WORK INSTRUCTIONS: All lines in the material containing the word "icon" need to be copied.

RECORDS SHOWN:
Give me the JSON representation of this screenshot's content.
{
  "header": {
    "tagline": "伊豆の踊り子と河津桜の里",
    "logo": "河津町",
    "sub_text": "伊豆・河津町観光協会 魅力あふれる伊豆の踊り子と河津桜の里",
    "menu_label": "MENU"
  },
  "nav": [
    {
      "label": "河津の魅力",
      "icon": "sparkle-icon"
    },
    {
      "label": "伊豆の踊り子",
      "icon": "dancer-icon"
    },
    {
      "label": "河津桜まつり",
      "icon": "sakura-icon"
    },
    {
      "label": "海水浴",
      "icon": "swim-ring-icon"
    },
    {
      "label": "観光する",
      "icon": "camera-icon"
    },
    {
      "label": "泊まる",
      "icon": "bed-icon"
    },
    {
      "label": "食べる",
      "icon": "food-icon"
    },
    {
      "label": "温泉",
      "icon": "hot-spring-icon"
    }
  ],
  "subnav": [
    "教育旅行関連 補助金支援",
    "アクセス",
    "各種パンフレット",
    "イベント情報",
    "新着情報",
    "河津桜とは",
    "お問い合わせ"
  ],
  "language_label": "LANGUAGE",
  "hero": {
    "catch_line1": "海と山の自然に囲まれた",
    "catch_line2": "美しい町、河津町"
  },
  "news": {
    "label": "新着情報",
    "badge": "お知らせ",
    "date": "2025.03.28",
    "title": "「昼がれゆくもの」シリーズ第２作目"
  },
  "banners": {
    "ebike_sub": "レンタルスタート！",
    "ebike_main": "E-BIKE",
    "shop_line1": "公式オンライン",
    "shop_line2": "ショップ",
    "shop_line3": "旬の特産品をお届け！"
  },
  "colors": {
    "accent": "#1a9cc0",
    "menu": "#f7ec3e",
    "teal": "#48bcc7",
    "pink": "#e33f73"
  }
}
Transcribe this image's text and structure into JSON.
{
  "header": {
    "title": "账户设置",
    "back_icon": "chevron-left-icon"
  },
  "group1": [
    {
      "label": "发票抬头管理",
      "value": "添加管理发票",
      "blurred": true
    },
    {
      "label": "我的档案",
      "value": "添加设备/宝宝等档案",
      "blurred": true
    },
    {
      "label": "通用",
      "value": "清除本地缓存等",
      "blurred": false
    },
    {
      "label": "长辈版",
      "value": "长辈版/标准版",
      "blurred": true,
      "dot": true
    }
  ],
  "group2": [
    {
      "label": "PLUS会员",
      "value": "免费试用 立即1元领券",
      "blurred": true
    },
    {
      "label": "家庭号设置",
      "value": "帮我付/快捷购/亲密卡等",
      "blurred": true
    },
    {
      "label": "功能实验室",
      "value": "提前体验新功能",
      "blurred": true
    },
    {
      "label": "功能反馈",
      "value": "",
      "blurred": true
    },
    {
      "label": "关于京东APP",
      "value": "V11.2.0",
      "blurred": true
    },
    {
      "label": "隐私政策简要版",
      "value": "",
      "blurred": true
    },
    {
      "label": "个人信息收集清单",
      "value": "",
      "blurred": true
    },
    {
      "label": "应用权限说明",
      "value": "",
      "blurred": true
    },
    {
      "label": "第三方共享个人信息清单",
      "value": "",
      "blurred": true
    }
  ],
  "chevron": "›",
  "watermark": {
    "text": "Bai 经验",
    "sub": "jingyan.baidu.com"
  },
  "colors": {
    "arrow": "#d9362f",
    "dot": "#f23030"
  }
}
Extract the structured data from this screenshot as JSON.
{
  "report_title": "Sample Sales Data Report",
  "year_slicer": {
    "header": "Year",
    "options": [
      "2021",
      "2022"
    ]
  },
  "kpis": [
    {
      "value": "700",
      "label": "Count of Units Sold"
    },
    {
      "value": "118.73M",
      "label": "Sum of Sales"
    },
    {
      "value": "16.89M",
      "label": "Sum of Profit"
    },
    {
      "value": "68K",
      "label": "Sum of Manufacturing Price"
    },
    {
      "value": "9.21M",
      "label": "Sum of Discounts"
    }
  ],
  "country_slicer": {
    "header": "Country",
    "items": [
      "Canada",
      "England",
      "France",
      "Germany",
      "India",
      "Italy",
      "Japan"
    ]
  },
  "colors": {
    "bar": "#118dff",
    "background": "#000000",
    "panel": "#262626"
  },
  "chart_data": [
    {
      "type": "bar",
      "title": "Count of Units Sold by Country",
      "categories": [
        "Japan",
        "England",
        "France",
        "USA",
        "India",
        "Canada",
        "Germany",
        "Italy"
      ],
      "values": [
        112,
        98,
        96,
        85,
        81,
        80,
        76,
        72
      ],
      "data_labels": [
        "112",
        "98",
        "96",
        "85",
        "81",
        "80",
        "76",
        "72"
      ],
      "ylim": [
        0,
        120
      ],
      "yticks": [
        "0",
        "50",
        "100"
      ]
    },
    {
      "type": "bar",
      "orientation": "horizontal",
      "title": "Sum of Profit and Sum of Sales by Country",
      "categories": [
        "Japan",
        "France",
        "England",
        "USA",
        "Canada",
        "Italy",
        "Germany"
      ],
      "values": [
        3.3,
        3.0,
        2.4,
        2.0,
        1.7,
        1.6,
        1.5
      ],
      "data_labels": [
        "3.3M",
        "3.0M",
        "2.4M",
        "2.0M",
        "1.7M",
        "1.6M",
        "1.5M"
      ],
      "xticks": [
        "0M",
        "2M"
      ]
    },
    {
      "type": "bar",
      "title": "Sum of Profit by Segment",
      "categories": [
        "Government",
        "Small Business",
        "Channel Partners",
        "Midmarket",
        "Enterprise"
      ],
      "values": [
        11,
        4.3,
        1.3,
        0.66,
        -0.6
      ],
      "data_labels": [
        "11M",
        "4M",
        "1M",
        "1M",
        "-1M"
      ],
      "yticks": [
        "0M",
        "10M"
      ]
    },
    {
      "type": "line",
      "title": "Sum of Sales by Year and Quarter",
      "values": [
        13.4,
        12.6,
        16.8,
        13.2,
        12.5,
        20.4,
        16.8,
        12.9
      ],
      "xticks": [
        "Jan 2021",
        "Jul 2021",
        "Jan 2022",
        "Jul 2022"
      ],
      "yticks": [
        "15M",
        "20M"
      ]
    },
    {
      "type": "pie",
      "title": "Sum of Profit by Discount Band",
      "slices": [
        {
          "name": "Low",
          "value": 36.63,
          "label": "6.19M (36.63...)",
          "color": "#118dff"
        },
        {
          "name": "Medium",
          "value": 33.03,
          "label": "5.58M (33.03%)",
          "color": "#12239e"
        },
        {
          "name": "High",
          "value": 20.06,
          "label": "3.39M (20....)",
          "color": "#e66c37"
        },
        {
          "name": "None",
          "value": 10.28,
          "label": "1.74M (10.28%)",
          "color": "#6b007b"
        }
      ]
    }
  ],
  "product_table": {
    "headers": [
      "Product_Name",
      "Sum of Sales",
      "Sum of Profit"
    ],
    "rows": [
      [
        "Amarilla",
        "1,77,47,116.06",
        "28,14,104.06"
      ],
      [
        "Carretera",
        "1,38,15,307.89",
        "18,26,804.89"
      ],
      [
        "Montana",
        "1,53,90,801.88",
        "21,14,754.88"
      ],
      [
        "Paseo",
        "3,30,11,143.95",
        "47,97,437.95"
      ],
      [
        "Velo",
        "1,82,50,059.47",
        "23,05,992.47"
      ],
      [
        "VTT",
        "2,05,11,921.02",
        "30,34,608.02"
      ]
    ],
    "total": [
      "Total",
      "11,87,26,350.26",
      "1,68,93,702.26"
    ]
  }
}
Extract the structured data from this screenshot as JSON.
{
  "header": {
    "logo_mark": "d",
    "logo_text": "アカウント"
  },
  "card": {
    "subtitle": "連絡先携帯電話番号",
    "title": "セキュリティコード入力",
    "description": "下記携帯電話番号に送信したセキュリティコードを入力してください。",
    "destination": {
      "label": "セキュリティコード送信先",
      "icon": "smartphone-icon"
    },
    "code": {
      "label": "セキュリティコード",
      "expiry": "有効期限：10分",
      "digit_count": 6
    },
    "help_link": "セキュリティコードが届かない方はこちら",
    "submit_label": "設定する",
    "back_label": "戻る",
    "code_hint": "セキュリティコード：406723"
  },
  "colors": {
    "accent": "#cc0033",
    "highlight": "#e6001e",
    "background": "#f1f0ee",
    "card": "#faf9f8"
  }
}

EXPECTED ANSWER:
      "icon": "sparkle-icon"
      "icon": "dancer-icon"
      "icon": "sakura-icon"
      "icon": "swim-ring-icon"
      "icon": "camera-icon"
      "icon": "bed-icon"
      "icon": "food-icon"
      "icon": "hot-spring-icon"
    "back_icon": "chevron-left-icon"
      "icon": "smartphone-icon"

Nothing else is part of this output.